Southwest Book Club Meets January 21
Anyone age 18 or older is welcome to attend. The book club meets monthly at the Southwest Branch Library. No registration needed. For more information, please call 407.835.7323 or email email@example.com.
Tuesday, January 21
Library Meeting Room
If you are unable to attend the meeting or you would like to join our discussion, you can share your thoughts or respond to the discussion questions below. Simply click "Comments" located at the bottom of this post. Join the discussion!
1. Consider the title of this memoir. Why was Min considered a "cooked seed" in China? Why would she choose this insult as the title for her memoir?
2. After her first trip back to China, Min realized "I did not yet know the American I was becoming, but I was sure that I was no longer the same An-Qi from China. I, who was defeated, was refusing to accept the defeat." (p. 134) Why did Min feel alienated from her family when she returned to China? What are some key events that demonstrate her resilience and her refusal to accept defeat?
3. What can The Cooked Seed teach Americans about China and its people?

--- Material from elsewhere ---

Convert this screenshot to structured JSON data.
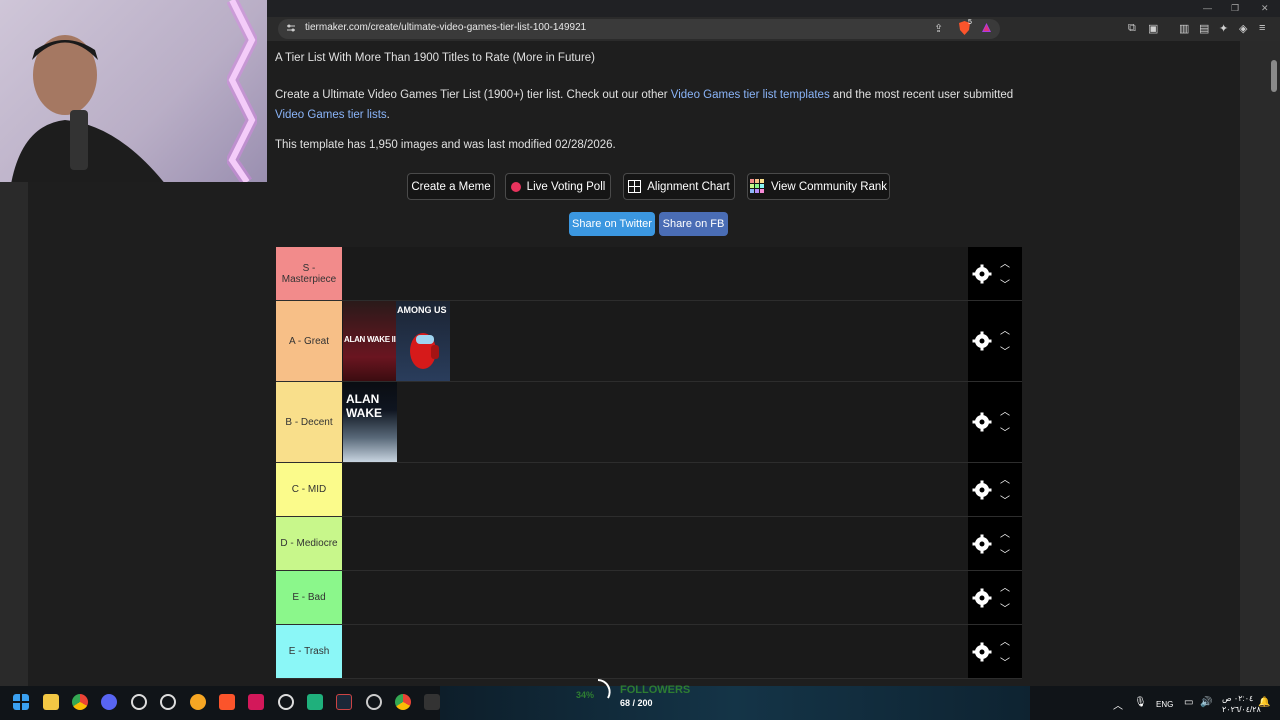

What can Americans learn about themselves by viewing their culture through Min's eyes?
4. Discuss the sources of conflict between Min and her daughter. Why was Min slow to recognize her daughter's struggles and unhappiness?
5. If you read Min's first memoir, compare The Cooked Seed to Red Azalea. What incidents in Red Azalea were revisited in The Cooked Seed? What kind of challenges did Min face in each memoir? How has her writing style evolved in the twenty years since Red Azalea was published?
Discussion questions obtained at http://media.bloomsbury.com/rep/files/the-cooked-seed-rgg-ce-nb.pdf